#### Your goal
Should the listing contain images, exclude them; give the rest again exactly.

#### Available data
# # # # # # #

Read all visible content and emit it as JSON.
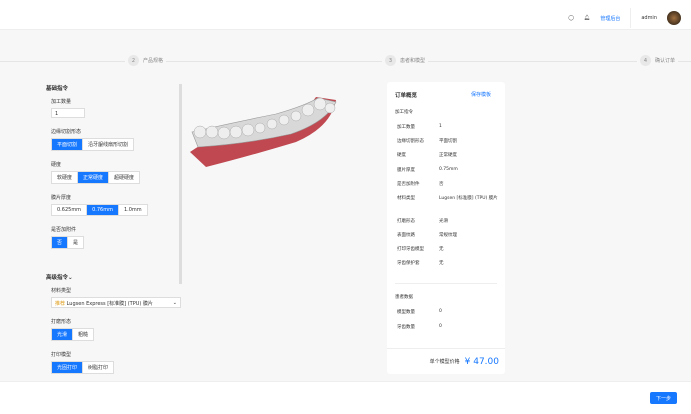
{
  "header": {
    "admin_link": "管理后台",
    "username": "admin"
  },
  "steps": [
    {
      "num": "2",
      "label": "产品规格"
    },
    {
      "num": "3",
      "label": "患者和模型"
    },
    {
      "num": "4",
      "label": "确认订单"
    }
  ],
  "left": {
    "basic_title": "基础指令",
    "qty_label": "加工数量",
    "qty_value": "1",
    "edge_label": "边缘切割形态",
    "edge_options": [
      "平面切割",
      "沿牙龈线扇形切割"
    ],
    "hard_label": "硬度",
    "hard_options": [
      "软硬度",
      "正常硬度",
      "超硬硬度"
    ],
    "thick_label": "膜片厚度",
    "thick_options": [
      "0.625mm",
      "0.76mm",
      "1.0mm"
    ],
    "attach_label": "是否加附件",
    "attach_options": [
      "否",
      "是"
    ],
    "adv_title": "高级指令",
    "mat_label": "材料类型",
    "mat_tag": "推荐",
    "mat_value": "Lugsen Express [标准膜] (TPU) 膜片",
    "trim_label": "打磨形态",
    "trim_options": [
      "光滑",
      "粗糙"
    ],
    "print_label": "打印模型",
    "print_options": [
      "光固打印",
      "树脂打印"
    ]
  },
  "summary": {
    "title": "订单概览",
    "save": "保存模板",
    "section1": "加工指令",
    "rows": [
      {
        "k": "加工数量",
        "v": "1"
      },
      {
        "k": "边缘切割形态",
        "v": "平面切割"
      },
      {
        "k": "硬度",
        "v": "正常硬度"
      },
      {
        "k": "膜片厚度",
        "v": "0.75mm"
      },
      {
        "k": "是否加附件",
        "v": "否"
      },
      {
        "k": "材料类型",
        "v": "Lugsen [标准膜] (TPU) 膜片"
      },
      {
        "k": "打磨形态",
        "v": "光滑"
      },
      {
        "k": "表面纹路",
        "v": "常规纹理"
      },
      {
        "k": "打印牙齿模型",
        "v": "无"
      },
      {
        "k": "牙齿保护套",
        "v": "无"
      }
    ],
    "section2": "患者数据",
    "rows2": [
      {
        "k": "模型数量",
        "v": "0"
      },
      {
        "k": "牙齿数量",
        "v": "0"
      }
    ],
    "price_label": "单个模型价格",
    "price": "¥ 47.00"
  },
  "footer": {
    "next": "下一步"
  }
}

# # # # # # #

#### Final answer
Read all visible content and emit it as JSON.
{
  "header": {
    "admin_link": "管理后台",
    "username": "admin"
  },
  "steps": [
    {
      "num": "2",
      "label": "产品规格"
    },
    {
      "num": "3",
      "label": "患者和模型"
    },
    {
      "num": "4",
      "label": "确认订单"
    }
  ],
  "left": {
    "basic_title": "基础指令",
    "qty_label": "加工数量",
    "qty_value": "1",
    "edge_label": "边缘切割形态",
    "edge_options": [
      "平面切割",
      "沿牙龈线扇形切割"
    ],
    "hard_label": "硬度",
    "hard_options": [
      "软硬度",
      "正常硬度",
      "超硬硬度"
    ],
    "thick_label": "膜片厚度",
    "thick_options": [
      "0.625mm",
      "0.76mm",
      "1.0mm"
    ],
    "attach_label": "是否加附件",
    "attach_options": [
      "否",
      "是"
    ],
    "adv_title": "高级指令",
    "mat_label": "材料类型",
    "mat_tag": "推荐",
    "mat_value": "Lugsen Express [标准膜] (TPU) 膜片",
    "trim_label": "打磨形态",
    "trim_options": [
      "光滑",
      "粗糙"
    ],
    "print_label": "打印模型",
    "print_options": [
      "光固打印",
      "树脂打印"
    ]
  },
  "summary": {
    "title": "订单概览",
    "save": "保存模板",
    "section1": "加工指令",
    "rows": [
      {
        "k": "加工数量",
        "v": "1"
      },
      {
        "k": "边缘切割形态",
        "v": "平面切割"
      },
      {
        "k": "硬度",
        "v": "正常硬度"
      },
      {
        "k": "膜片厚度",
        "v": "0.75mm"
      },
      {
        "k": "是否加附件",
        "v": "否"
      },
      {
        "k": "材料类型",
        "v": "Lugsen [标准膜] (TPU) 膜片"
      },
      {
        "k": "打磨形态",
        "v": "光滑"
      },
      {
        "k": "表面纹路",
        "v": "常规纹理"
      },
      {
        "k": "打印牙齿模型",
        "v": "无"
      },
      {
        "k": "牙齿保护套",
        "v": "无"
      }
    ],
    "section2": "患者数据",
    "rows2": [
      {
        "k": "模型数量",
        "v": "0"
      },
      {
        "k": "牙齿数量",
        "v": "0"
      }
    ],
    "price_label": "单个模型价格",
    "price": "¥ 47.00"
  },
  "footer": {
    "next": "下一步"
  }
}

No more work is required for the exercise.